Macbeth, the task of recognising grief and learning to move on


Glasgow poet and performer Cee Smith consider a modern rendering of the famous “Scottish play”.

I was invited to see Macbeth in the cinema a few months back. I felt I had seen enough variations of Macbeth to skip this latest offering from Australian director Justin Kurzel. I am very glad I changed my mind.

Cee Smith
Cee Smith

Mainstream art has always played its part in helping guide a community through grief; from the iconography and ritual of religion to the cinema and the sports stadium, we have been encouraged to experience emotion en masse.

With an abundance of media available to us on TV and online, the community aspect has decreased while the quantity of grief has exploded. The cues to grieve have shifted. We haven’t the time or the space to do so and it is spilling out of us. Choosing addictive substances and behaviours to mask the pain; from social media, caffeine, sugar to cocaine, tobacco and heroin.

We either ignore grief and pretend it’s not happening or we seek it out like an addict of misery.
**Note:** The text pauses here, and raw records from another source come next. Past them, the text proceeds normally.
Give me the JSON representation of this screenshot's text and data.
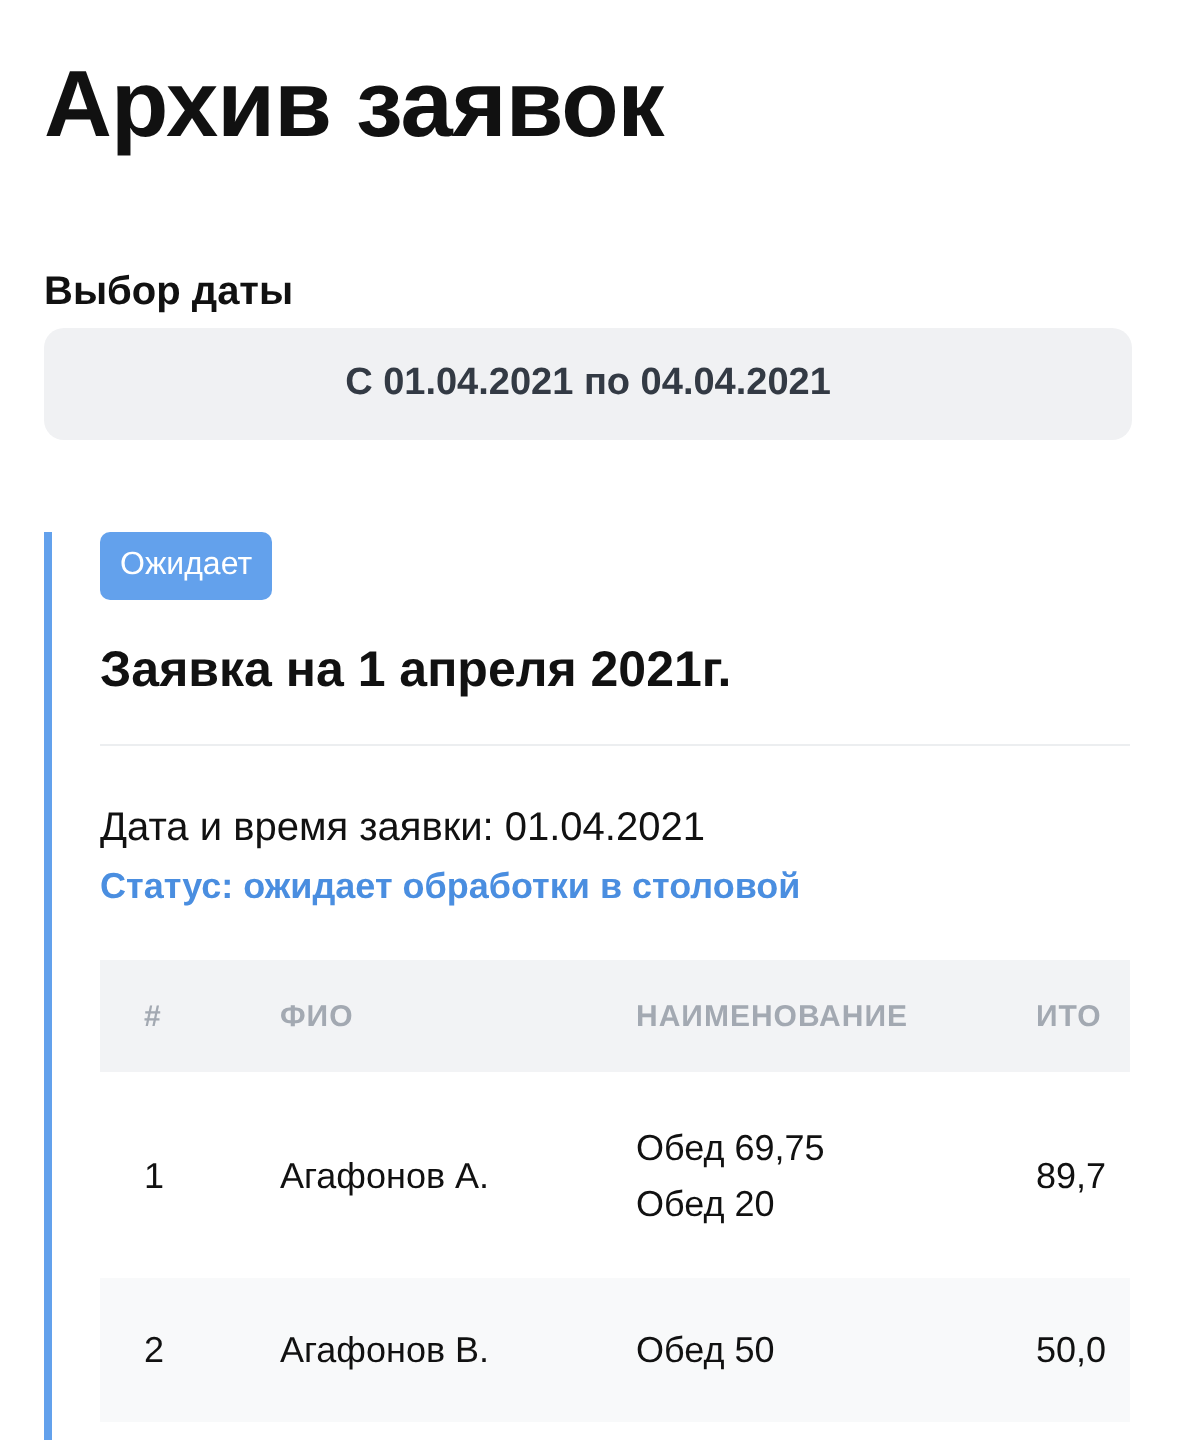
{
  "title": "Архив заявок",
  "date_picker": {
    "label": "Выбор даты",
    "value": "С 01.04.2021 по 04.04.2021"
  },
  "order": {
    "badge": "Ожидает",
    "title": "Заявка на 1 апреля 2021г.",
    "date_line": "Дата и время заявки: 01.04.2021",
    "status_line": "Статус: ожидает обработки в столовой",
    "table": {
      "columns": [
        "#",
        "ФИО",
        "НАИМЕНОВАНИЕ",
        "ИТО"
      ],
      "rows": [
        {
          "num": "1",
          "name": "Агафонов А.",
          "items": [
            "Обед 69,75",
            "Обед 20"
          ],
          "total": "89,7"
        },
        {
          "num": "2",
          "name": "Агафонов В.",
          "items": [
            "Обед 50"
          ],
          "total": "50,0"
        }
      ]
    }
  }
}
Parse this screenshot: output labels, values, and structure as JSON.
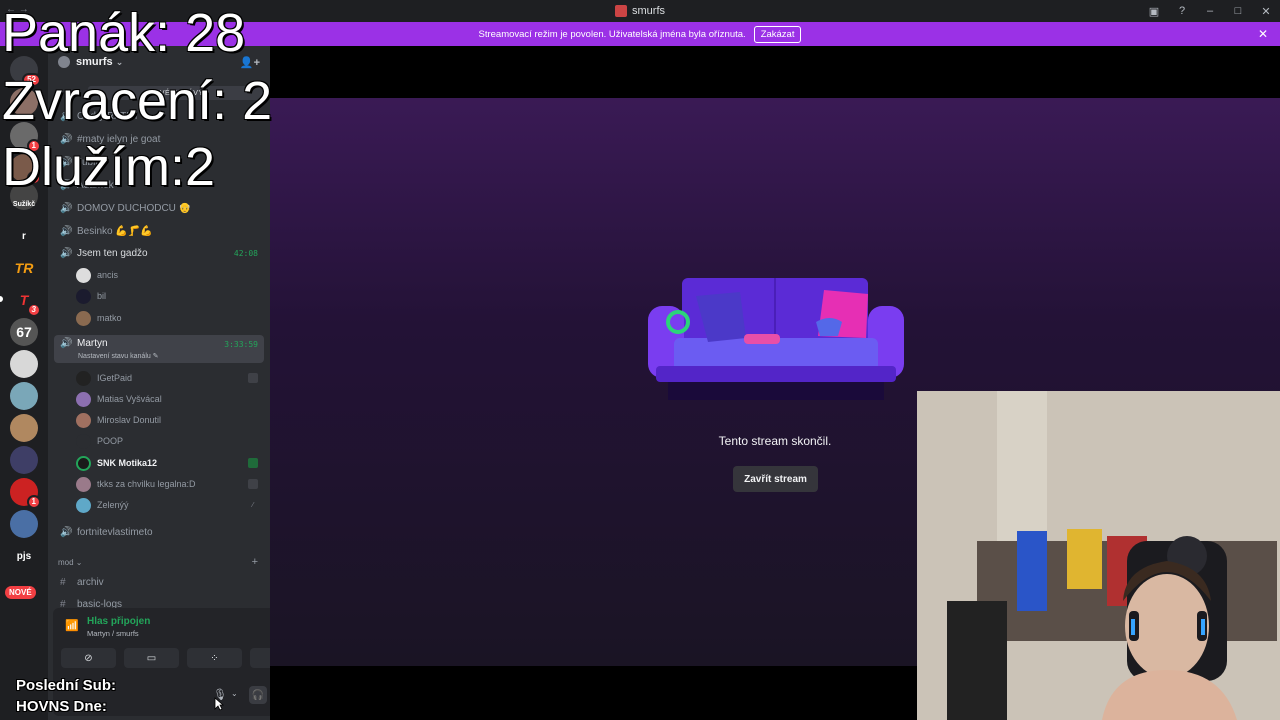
{
  "window": {
    "title": "smurfs",
    "minimize": "–",
    "maximize": "□",
    "close": "✕",
    "inbox": "▣",
    "help": "?",
    "nav_hint": "← →"
  },
  "banner": {
    "text": "Streamovací režim je povolen. Uživatelská jména byla oříznuta.",
    "button": "Zakázat",
    "close": "✕"
  },
  "guilds": {
    "items": [
      {
        "name": "avatar-1",
        "badge": "52"
      },
      {
        "name": "avatar-2",
        "badge": ""
      },
      {
        "name": "avatar-3",
        "badge": "1"
      },
      {
        "name": "avatar-4",
        "badge": "1"
      },
      {
        "name": "avatar-5",
        "badge": ""
      },
      {
        "label": "Sužíkč"
      },
      {
        "label": "r"
      },
      {
        "label": "TR"
      },
      {
        "label": "T",
        "badge": "3"
      },
      {
        "label": "67"
      }
    ],
    "pjs_label": "pjs",
    "nove_label": "NOVÉ"
  },
  "server": {
    "name": "smurfs",
    "name_chevron": "⌄",
    "invite_icon": "👤+",
    "tooltip": "NOVÉ ZPRÁVY"
  },
  "channels": [
    {
      "name": "Ondry RATIM"
    },
    {
      "name": "#maty ielyn je goat"
    },
    {
      "name": "Jublí"
    },
    {
      "name": "Adamek"
    },
    {
      "name": "DOMOV DUCHODCU 👴"
    },
    {
      "name": "Besinko 💪🦵💪"
    },
    {
      "name": "Jsem ten gadžo",
      "time": "42:08"
    }
  ],
  "users_group1": [
    {
      "name": "ancis"
    },
    {
      "name": "bil"
    },
    {
      "name": "matko"
    }
  ],
  "active_channel": {
    "name": "Martyn",
    "time": "3:33:59",
    "sub": "Nastavení stavu kanálu ✎"
  },
  "users_group2": [
    {
      "name": "IGetPaid"
    },
    {
      "name": "Matias Vyšvácal"
    },
    {
      "name": "Miroslav Donutil"
    },
    {
      "name": "POOP"
    },
    {
      "name": "SNK Motika12"
    },
    {
      "name": "tkks za chvilku legalna:D"
    },
    {
      "name": "Zelenýý"
    }
  ],
  "channels_after": [
    {
      "name": "fortnitevlastimeto"
    }
  ],
  "category": {
    "name": "mod ⌄",
    "plus": "+"
  },
  "text_channels": [
    {
      "name": "archiv"
    },
    {
      "name": "basic-logs"
    }
  ],
  "voice_panel": {
    "status": "Hlas připojen",
    "location": "Martyn / smurfs",
    "signal_icon": "📶",
    "activity_icon": "𝄃",
    "disconnect_icon": "☎",
    "buttons": [
      "⊘",
      "▭",
      "⁘",
      "✦"
    ],
    "mic_icon": "🎙",
    "headset_icon": "🎧",
    "gear_icon": "⚙",
    "chevron": "⌄"
  },
  "stream": {
    "ended_text": "Tento stream skončil.",
    "close_button": "Zavřít stream"
  },
  "overlay": {
    "line1": "Panák: 28",
    "line2": "Zvracení: 2",
    "line3": "Dlužím:2",
    "line4": "Poslední Sub:",
    "line5": "HOVNS Dne:"
  },
  "colors": {
    "accent": "#9b31e6",
    "online": "#23a55a",
    "badge": "#f23f43"
  }
}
I wasn’t just put off by dull, high school readings of Shakespeare, I was reluctant to be miserable. In the opening scene, Macbeth and his wife bury their son. He is haunted by the face of a young boy he fights alongside in a later battle. She turns desperately to the cold, dark of the church. He to despair, clinging wildly to both his wife and the stark and harsh landscape around him. In their grief she lays the idea of murder in his hands which ultimately leads them to the light and beauty of a castle. Power. Money. Ultimately the greatest distraction and comfort available in the period.

This was a film that felt Scottish. With the lead actors French and German-Irish, an Australian director and a script written by a 16th century Englishman, that might sound like an odd statement. Or the fact that ‘the Scottish play’ should in fact feel Scottish may sound like a redundant statement.

But it was the first time Macbeth felt to me a relatable countryman. Seeing our national landscape, hearing our own accents (from the other players of course, though Fassbinder did provide a passable if Glaswegian accent). The words did not matter.

Gone was the needling conniving Lady and the cold, cruel  Macbeth. Left were two scared and confused parents pushing themselves towards action for the sake of action to a climax where Macbeth finally sees the futility in reacting to violent loss with more violence.

It was all the more relatable. It was recognisable in the streets where our own grief compels us to act destructively. To embrace our addictions because it ‘cannae get any worse’.

Those were the words overheard by a friend coming out of the referendum polling station after his constituency voted yes for change. The grief of the referendum hit the Yes movement hard. The failure of the promises made has provoked anger and grief from some who voted No.

It was even a running theme of the referendum. Grief of losing both independence and union. It was a mass political cue to experience all of our losses and suddenly it was pushed to the background. Conversations were started but never finished. There were no other options. Yes or No. Grieve or Ignore.

Something needs to change. Perhaps if we learn to recognise grief and its symptoms we can move forward.